TO DO |
Repeat the data word for word. Do not include the pictures.
DATA EXTRACT: Begin
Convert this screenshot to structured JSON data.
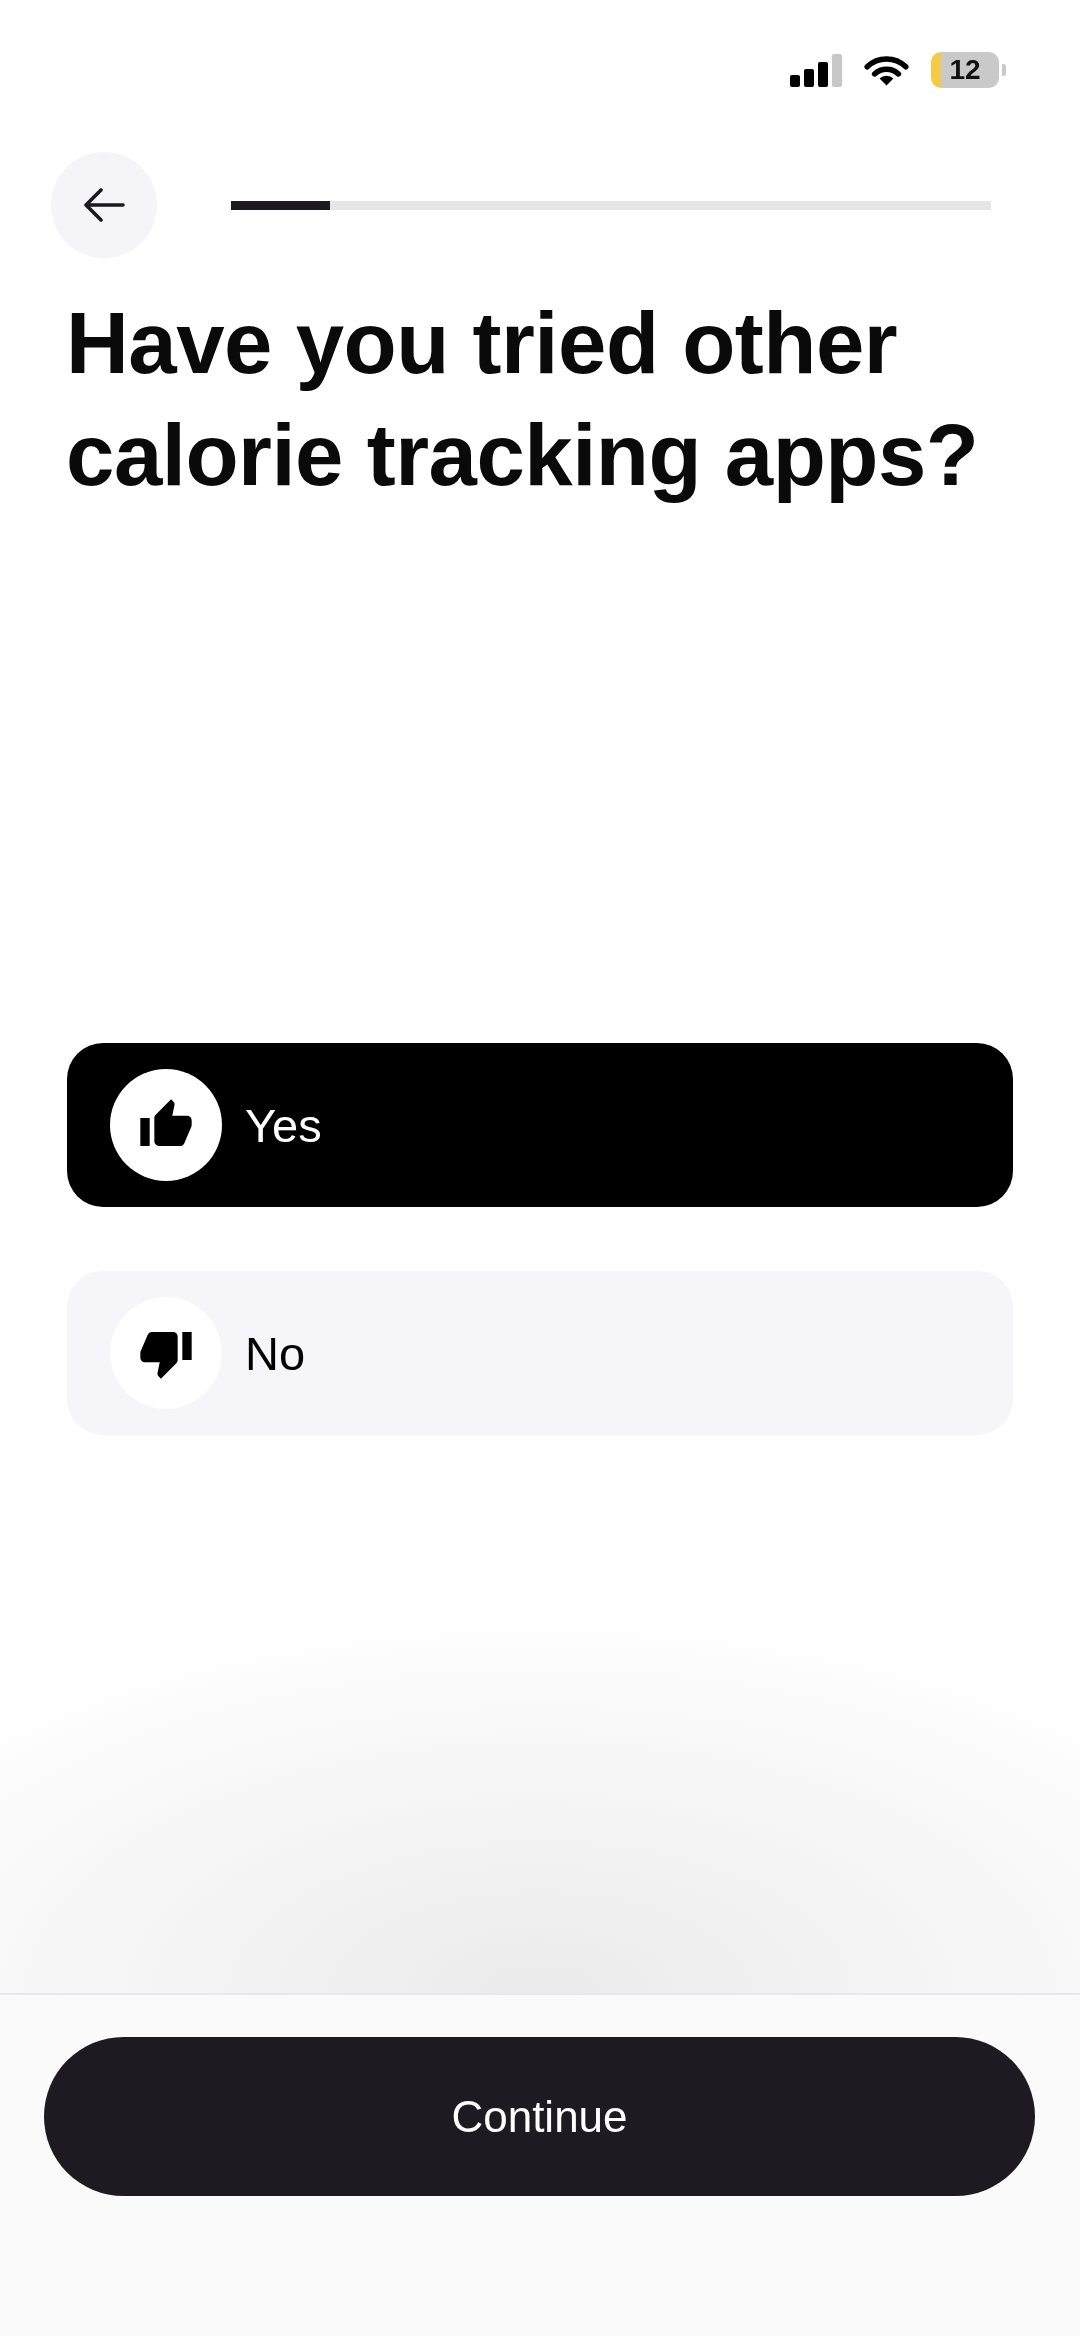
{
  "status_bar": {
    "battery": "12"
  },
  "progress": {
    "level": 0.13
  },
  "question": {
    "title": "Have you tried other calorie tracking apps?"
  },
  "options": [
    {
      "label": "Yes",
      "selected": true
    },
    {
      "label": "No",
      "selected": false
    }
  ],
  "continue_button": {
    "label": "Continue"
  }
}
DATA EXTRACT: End
WRITTEN RESPONSE |
Convert this screenshot to structured JSON data.
{
  "status_bar": {
    "battery": "12"
  },
  "progress": {
    "level": 0.13
  },
  "question": {
    "title": "Have you tried other calorie tracking apps?"
  },
  "options": [
    {
      "label": "Yes",
      "selected": true
    },
    {
      "label": "No",
      "selected": false
    }
  ],
  "continue_button": {
    "label": "Continue"
  }
}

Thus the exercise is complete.